[Opening MATERIAL FOR THE TASK section]

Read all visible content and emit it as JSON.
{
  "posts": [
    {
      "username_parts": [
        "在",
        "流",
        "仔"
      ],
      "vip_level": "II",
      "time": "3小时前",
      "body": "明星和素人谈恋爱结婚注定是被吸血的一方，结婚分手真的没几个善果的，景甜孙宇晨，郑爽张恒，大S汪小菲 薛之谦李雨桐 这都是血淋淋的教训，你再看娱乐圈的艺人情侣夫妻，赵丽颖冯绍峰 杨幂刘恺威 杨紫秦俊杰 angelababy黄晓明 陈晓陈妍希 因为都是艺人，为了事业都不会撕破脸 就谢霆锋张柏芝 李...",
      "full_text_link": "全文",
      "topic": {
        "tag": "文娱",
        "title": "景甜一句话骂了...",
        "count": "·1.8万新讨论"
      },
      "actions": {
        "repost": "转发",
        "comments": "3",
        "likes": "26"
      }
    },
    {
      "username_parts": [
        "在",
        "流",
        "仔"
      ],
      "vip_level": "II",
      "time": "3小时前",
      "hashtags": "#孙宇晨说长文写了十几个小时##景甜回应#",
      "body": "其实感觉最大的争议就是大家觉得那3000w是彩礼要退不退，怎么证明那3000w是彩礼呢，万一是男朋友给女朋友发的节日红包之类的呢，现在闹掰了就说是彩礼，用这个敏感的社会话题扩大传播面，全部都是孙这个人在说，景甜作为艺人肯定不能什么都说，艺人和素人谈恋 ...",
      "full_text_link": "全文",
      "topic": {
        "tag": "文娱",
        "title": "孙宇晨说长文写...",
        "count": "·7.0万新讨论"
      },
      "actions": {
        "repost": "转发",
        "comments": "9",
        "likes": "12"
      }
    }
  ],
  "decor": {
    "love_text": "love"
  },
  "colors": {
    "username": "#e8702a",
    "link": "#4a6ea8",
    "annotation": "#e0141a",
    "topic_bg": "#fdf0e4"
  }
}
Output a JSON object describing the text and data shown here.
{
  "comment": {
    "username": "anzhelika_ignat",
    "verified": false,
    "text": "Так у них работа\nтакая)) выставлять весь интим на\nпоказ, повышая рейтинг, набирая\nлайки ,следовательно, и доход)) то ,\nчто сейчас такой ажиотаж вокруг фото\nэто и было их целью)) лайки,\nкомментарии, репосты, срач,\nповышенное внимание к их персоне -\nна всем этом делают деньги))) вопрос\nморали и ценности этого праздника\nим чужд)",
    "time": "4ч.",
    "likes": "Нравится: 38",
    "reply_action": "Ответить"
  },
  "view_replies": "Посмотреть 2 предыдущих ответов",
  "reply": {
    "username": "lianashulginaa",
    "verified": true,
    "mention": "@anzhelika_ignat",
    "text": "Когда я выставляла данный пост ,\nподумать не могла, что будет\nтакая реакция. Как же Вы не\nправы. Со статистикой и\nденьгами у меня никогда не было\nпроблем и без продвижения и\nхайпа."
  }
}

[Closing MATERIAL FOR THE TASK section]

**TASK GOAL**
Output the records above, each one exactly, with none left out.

**RESPONSE**
Read all visible content and emit it as JSON.
{
  "posts": [
    {
      "username_parts": [
        "在",
        "流",
        "仔"
      ],
      "vip_level": "II",
      "time": "3小时前",
      "body": "明星和素人谈恋爱结婚注定是被吸血的一方，结婚分手真的没几个善果的，景甜孙宇晨，郑爽张恒，大S汪小菲 薛之谦李雨桐 这都是血淋淋的教训，你再看娱乐圈的艺人情侣夫妻，赵丽颖冯绍峰 杨幂刘恺威 杨紫秦俊杰 angelababy黄晓明 陈晓陈妍希 因为都是艺人，为了事业都不会撕破脸 就谢霆锋张柏芝 李...",
      "full_text_link": "全文",
      "topic": {
        "tag": "文娱",
        "title": "景甜一句话骂了...",
        "count": "·1.8万新讨论"
      },
      "actions": {
        "repost": "转发",
        "comments": "3",
        "likes": "26"
      }
    },
    {
      "username_parts": [
        "在",
        "流",
        "仔"
      ],
      "vip_level": "II",
      "time": "3小时前",
      "hashtags": "#孙宇晨说长文写了十几个小时##景甜回应#",
      "body": "其实感觉最大的争议就是大家觉得那3000w是彩礼要退不退，怎么证明那3000w是彩礼呢，万一是男朋友给女朋友发的节日红包之类的呢，现在闹掰了就说是彩礼，用这个敏感的社会话题扩大传播面，全部都是孙这个人在说，景甜作为艺人肯定不能什么都说，艺人和素人谈恋 ...",
      "full_text_link": "全文",
      "topic": {
        "tag": "文娱",
        "title": "孙宇晨说长文写...",
        "count": "·7.0万新讨论"
      },
      "actions": {
        "repost": "转发",
        "comments": "9",
        "likes": "12"
      }
    }
  ],
  "decor": {
    "love_text": "love"
  },
  "colors": {
    "username": "#e8702a",
    "link": "#4a6ea8",
    "annotation": "#e0141a",
    "topic_bg": "#fdf0e4"
  }
}
Output a JSON object describing the text and data shown here.
{
  "comment": {
    "username": "anzhelika_ignat",
    "verified": false,
    "text": "Так у них работа\nтакая)) выставлять весь интим на\nпоказ, повышая рейтинг, набирая\nлайки ,следовательно, и доход)) то ,\nчто сейчас такой ажиотаж вокруг фото\nэто и было их целью)) лайки,\nкомментарии, репосты, срач,\nповышенное внимание к их персоне -\nна всем этом делают деньги))) вопрос\nморали и ценности этого праздника\nим чужд)",
    "time": "4ч.",
    "likes": "Нравится: 38",
    "reply_action": "Ответить"
  },
  "view_replies": "Посмотреть 2 предыдущих ответов",
  "reply": {
    "username": "lianashulginaa",
    "verified": true,
    "mention": "@anzhelika_ignat",
    "text": "Когда я выставляла данный пост ,\nподумать не могла, что будет\nтакая реакция. Как же Вы не\nправы. Со статистикой и\nденьгами у меня никогда не было\nпроблем и без продвижения и\nхайпа."
  }
}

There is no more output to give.